DATA TO PROCESS
......
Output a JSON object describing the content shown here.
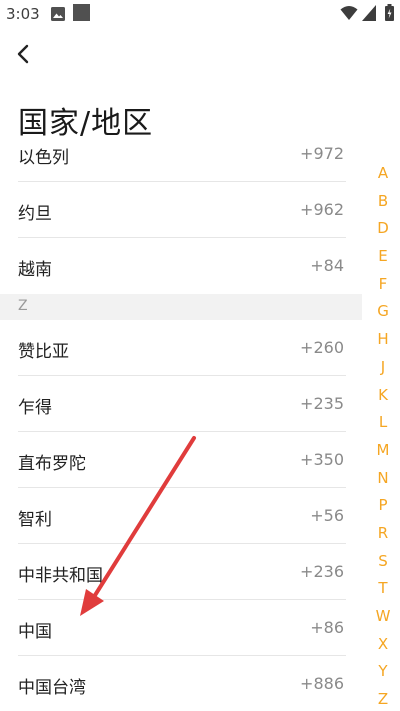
{
  "status_bar": {
    "time": "3:03",
    "icons": [
      "photo-icon",
      "square-icon",
      "wifi-icon",
      "signal-icon",
      "battery-icon"
    ]
  },
  "header": {
    "back_icon": "chevron-left-icon",
    "title": "国家/地区"
  },
  "list": {
    "rows_before": [
      {
        "name": "以色列",
        "code": "+972"
      },
      {
        "name": "约旦",
        "code": "+962"
      },
      {
        "name": "越南",
        "code": "+84"
      }
    ],
    "section_letter": "Z",
    "rows_after": [
      {
        "name": "赞比亚",
        "code": "+260"
      },
      {
        "name": "乍得",
        "code": "+235"
      },
      {
        "name": "直布罗陀",
        "code": "+350"
      },
      {
        "name": "智利",
        "code": "+56"
      },
      {
        "name": "中非共和国",
        "code": "+236"
      },
      {
        "name": "中国",
        "code": "+86"
      },
      {
        "name": "中国台湾",
        "code": "+886"
      }
    ]
  },
  "alpha_index": [
    "A",
    "B",
    "D",
    "E",
    "F",
    "G",
    "H",
    "J",
    "K",
    "L",
    "M",
    "N",
    "P",
    "R",
    "S",
    "T",
    "W",
    "X",
    "Y",
    "Z"
  ],
  "colors": {
    "accent": "#f5a623",
    "annotation_arrow": "#e03c3c"
  }
}
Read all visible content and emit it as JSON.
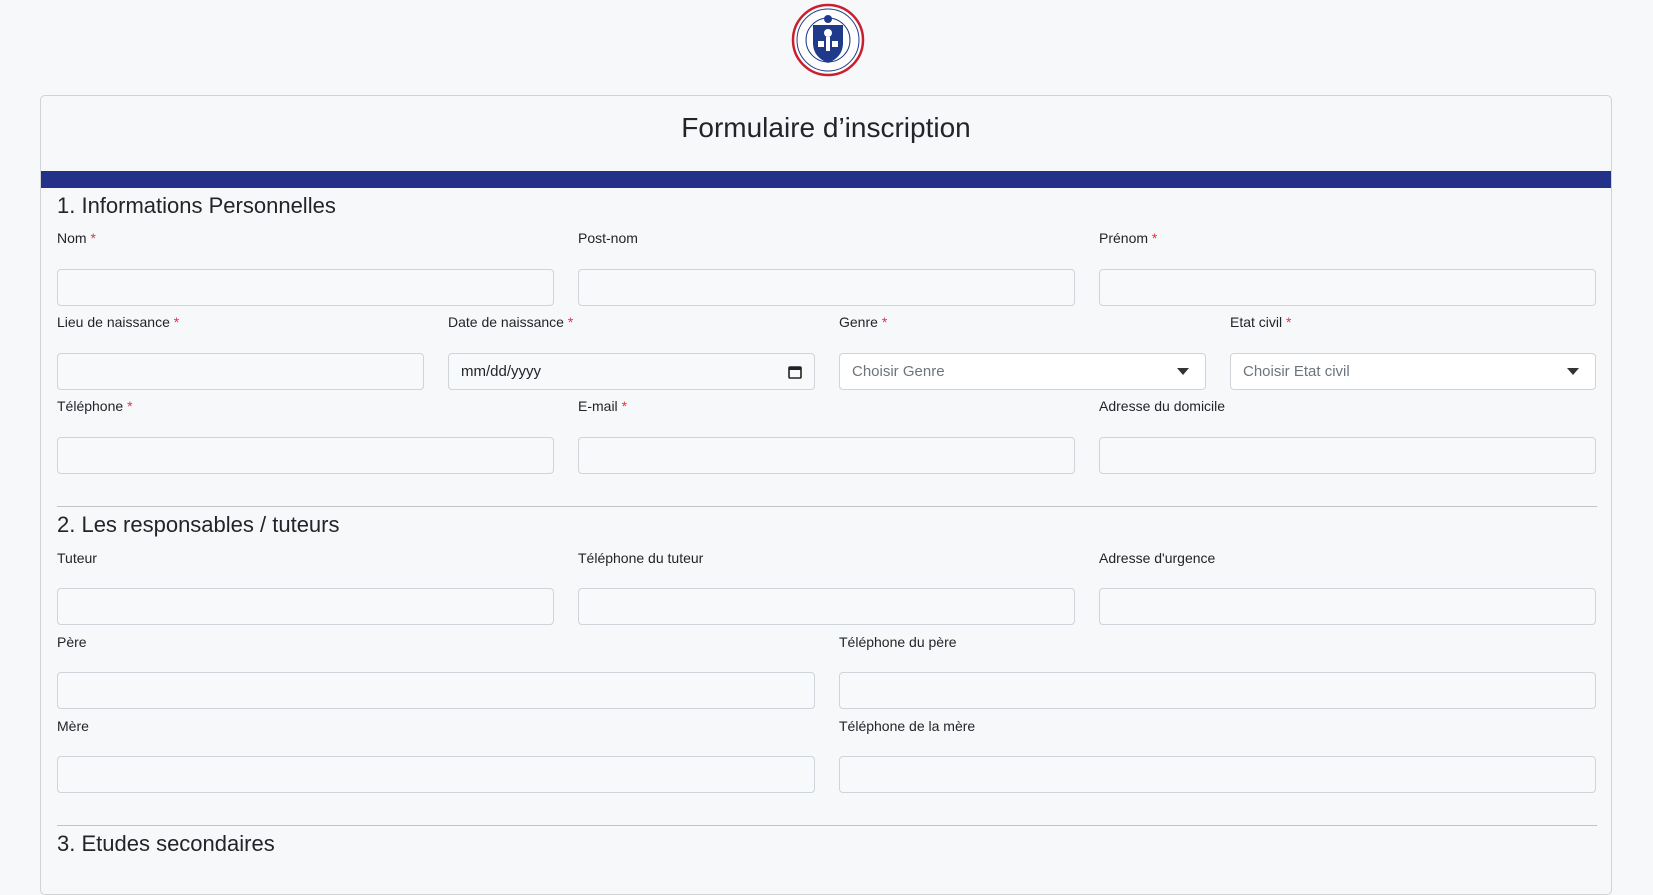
{
  "logo": {
    "ring_text_top": "UNIVERSITÉ PROTESTANTE DE LUBUMBASHI",
    "ring_text_bottom": "VERITÉ ET LIBERTÉ"
  },
  "form": {
    "title": "Formulaire d’inscription",
    "required_mark": "*",
    "section1": {
      "title": "1. Informations Personnelles",
      "nom": "Nom",
      "postnom": "Post-nom",
      "prenom": "Prénom",
      "lieu_naissance": "Lieu de naissance",
      "date_naissance": "Date de naissance",
      "date_placeholder": "mm/dd/yyyy",
      "genre": "Genre",
      "genre_placeholder": "Choisir Genre",
      "etat_civil": "Etat civil",
      "etat_civil_placeholder": "Choisir Etat civil",
      "telephone": "Téléphone",
      "email": "E-mail",
      "adresse": "Adresse du domicile"
    },
    "section2": {
      "title": "2. Les responsables / tuteurs",
      "tuteur": "Tuteur",
      "tel_tuteur": "Téléphone du tuteur",
      "adresse_urgence": "Adresse d'urgence",
      "pere": "Père",
      "tel_pere": "Téléphone du père",
      "mere": "Mère",
      "tel_mere": "Téléphone de la mère"
    },
    "section3": {
      "title": "3. Etudes secondaires"
    }
  },
  "colors": {
    "band": "#233288",
    "required": "#dc3545",
    "logo_red": "#c8202f",
    "logo_blue": "#1f3a8a"
  }
}
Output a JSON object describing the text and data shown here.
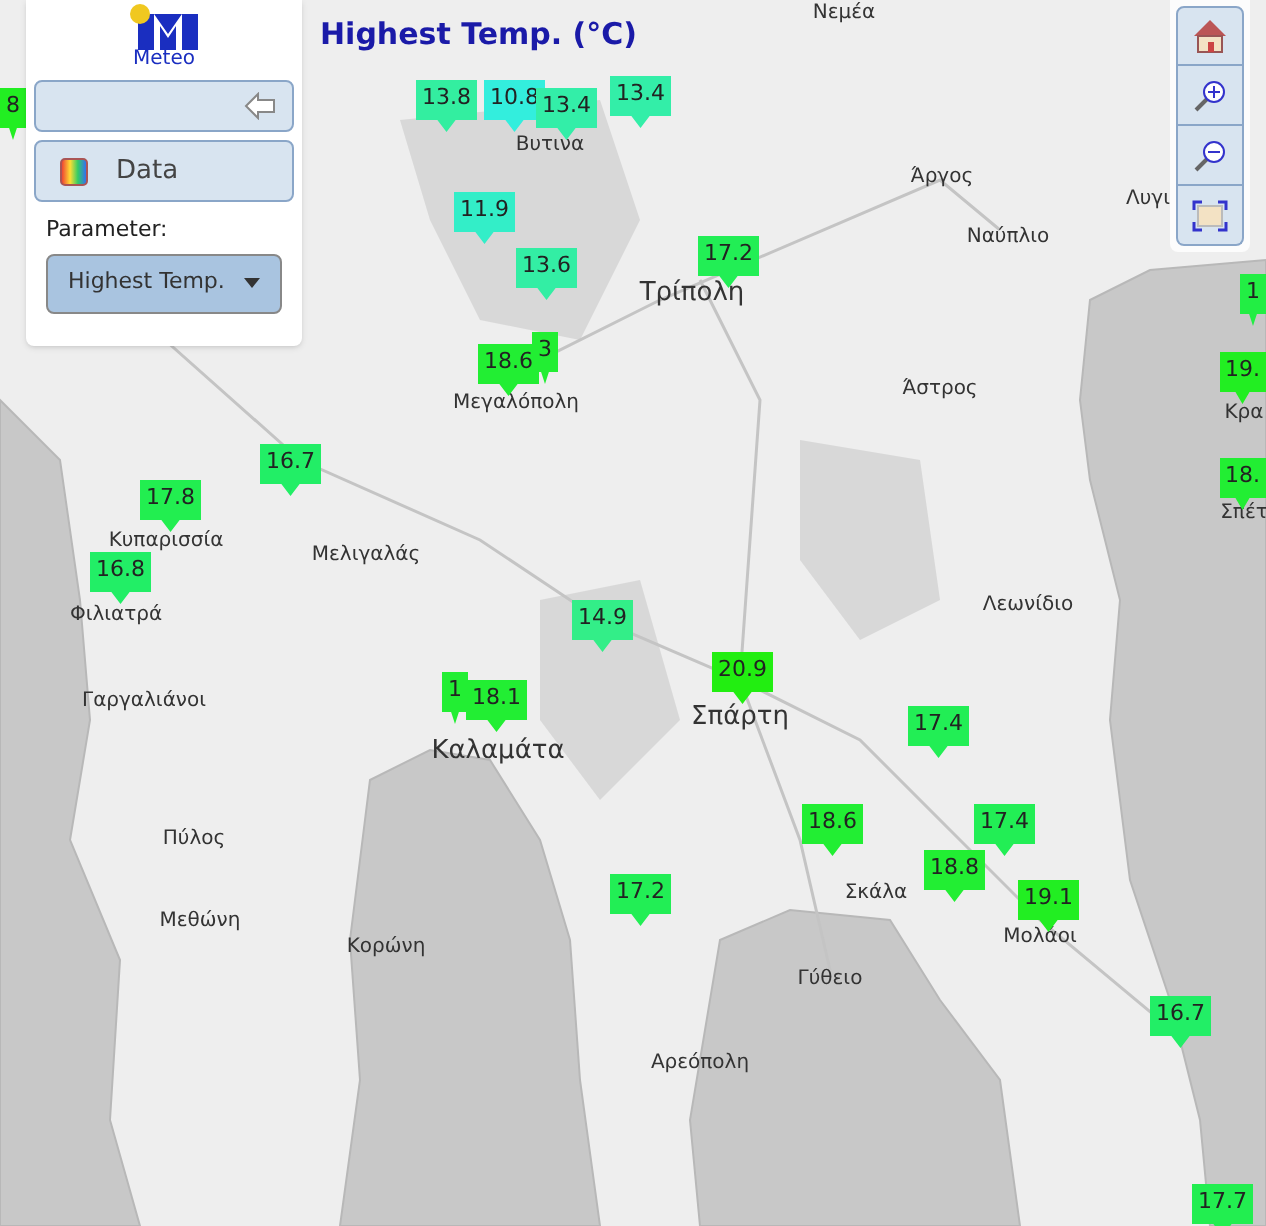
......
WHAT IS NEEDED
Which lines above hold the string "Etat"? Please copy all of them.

RESPONSE
      "etat_civil": "Etat civil",
      "etat_civil_placeholder": "Choisir Etat civil",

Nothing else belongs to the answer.